Matthew Elderfield faced down a popular businessman and gave bankers a tongue-lashing.

A man walks past the head office of the Bank of Ireland in Dublin, May 28, 2007. The government set up the new National Asset Management Agency to buy 80 billion euros worth of bad loans from the Irish banks. (Luke MacGregor/Reuters)

DUBLIN, Ireland — In the middle of its worst-ever financial crisis, Ireland has found an unlikely new hero, who has secured that status partly by facing down one of the country’s most popular business tycoons.

The latest national icon is Matthew Elderfield, an Englishman recruited last year from Bermuda, where he was financial watchdog, to become Ireland’s Financial Regulator. His mission could be defined as ending Ireland’s crony capitalism — otherwise known as “light-touch” regulation.

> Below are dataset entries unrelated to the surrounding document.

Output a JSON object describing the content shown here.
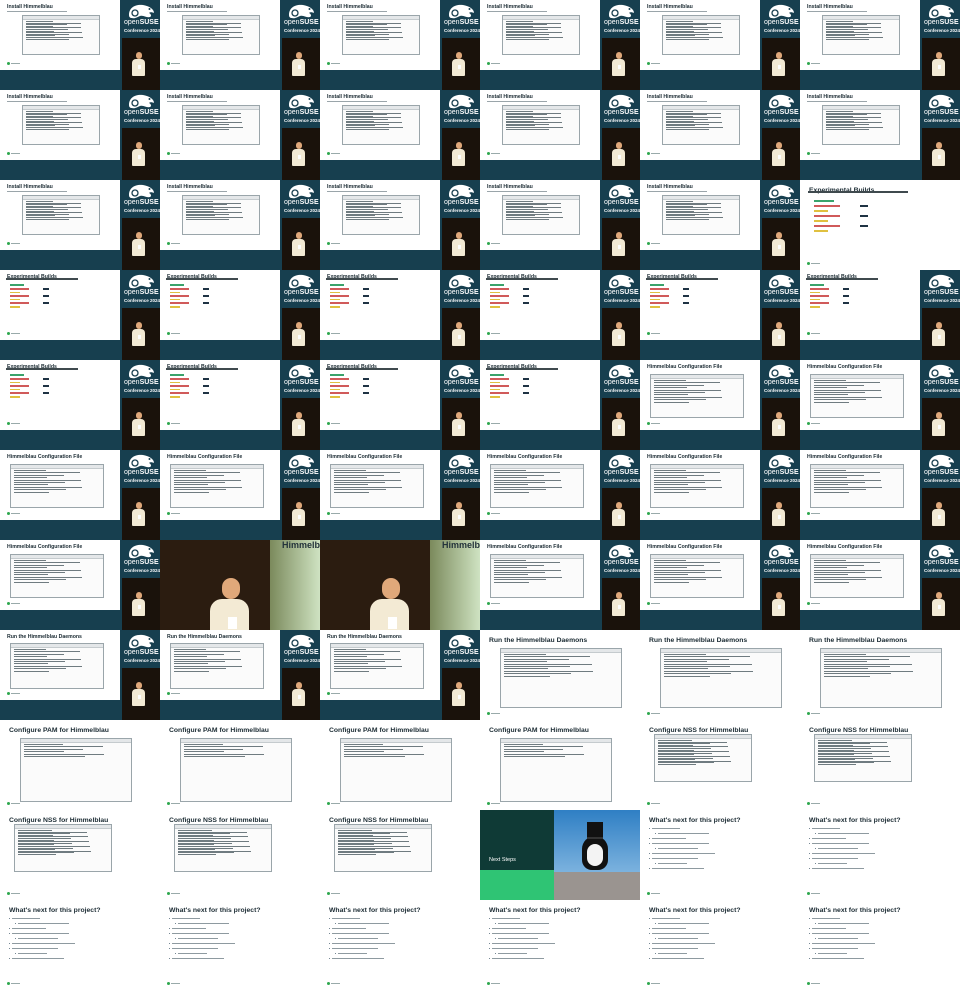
{
  "conference": {
    "brand_open": "open",
    "brand_suse": "SUSE",
    "name": "Conference 2024"
  },
  "titles": {
    "install": "Install Himmelblau",
    "experimental": "Experimental Builds",
    "config": "Himmelblau Configuration File",
    "daemons": "Run the Himmelblau Daemons",
    "pam": "Configure PAM for Himmelblau",
    "nss": "Configure NSS for Himmelblau",
    "next_steps": "Next Steps",
    "whats_next": "What's next for this project?"
  },
  "live_wall_text": "Himmelb",
  "tiles": [
    "install",
    "install",
    "install",
    "install",
    "install",
    "install",
    "install",
    "install",
    "install",
    "install",
    "install",
    "install",
    "install",
    "install",
    "install",
    "install",
    "install",
    "experimental-full",
    "experimental",
    "experimental",
    "experimental",
    "experimental",
    "experimental",
    "experimental",
    "experimental",
    "experimental",
    "experimental",
    "experimental",
    "config",
    "config",
    "config",
    "config",
    "config",
    "config",
    "config",
    "config",
    "config",
    "live",
    "live",
    "config",
    "config",
    "config",
    "daemons",
    "daemons",
    "daemons",
    "daemons-full",
    "daemons-full",
    "daemons-full",
    "pam-full",
    "pam-full",
    "pam-full",
    "pam-full",
    "nss-full",
    "nss-full",
    "nss-full",
    "nss-full",
    "nss-full",
    "next",
    "whats-full",
    "whats-full",
    "whats-full",
    "whats-full",
    "whats-full",
    "whats-full",
    "whats-full",
    "whats-full"
  ],
  "colors": {
    "bg_dark": "#173f4f",
    "accent_green": "#2fa84f"
  }
}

Last week Elderfield shocked and delighted the nation by giving something of a tongue-lashing to bankers while appearing before a parliamentary committee in Dublin. The main focus of Elderfield’s testimony was his decision two weeks ago to appoint a receiver to one of Ireland’s largest insurance companies, the Quinn Group, because of doubts about its solvency. (In Ireland a receiver keeps a company operational while trying to find a buyer.) Elderfield's move sparked an uproar of the kind that in the past might have forced a retreat.

Sean Quinn is a popular entrepreneur who has created more than 6,000 jobs in a deprived border area. Quinn wrote angry letters to government ministers, and his workers, fearful for their jobs, staged several demonstrations. But on Thursday he raised the white flag of surrender when the High Court in Dublin confirmed Elderfield’s decision to take over the company.

Sean Quinn’s basic problem is that he owes 2.8 billion euros ($3.8 billion) from the collapse of Anglo Irish Bank, a debt that caused the company to breach solvency rules. Anglo Irish Bank is at the center of Ireland’s banking catastrophe, which stems from the irresponsible and greedy acts of a golden circle of bankers, politicians and developers during the property bubble that lasted from 2000 to 2008. Several bankrupt property developers have debts in the billions and the government is pumping up to some 22 billion euros of taxpayers’ money into Anglo Irish to keep it from collapse.

The administration has set up the National Asset Management Agency (NAMA), to buy 80 billion euros worth of bad loans from the Irish banks, using government bonds that can be converted into cash by the European Central Bank. The chief executive of NAMA, Brendan McDonagh, is also emerging as a white knight in the war on cronyism.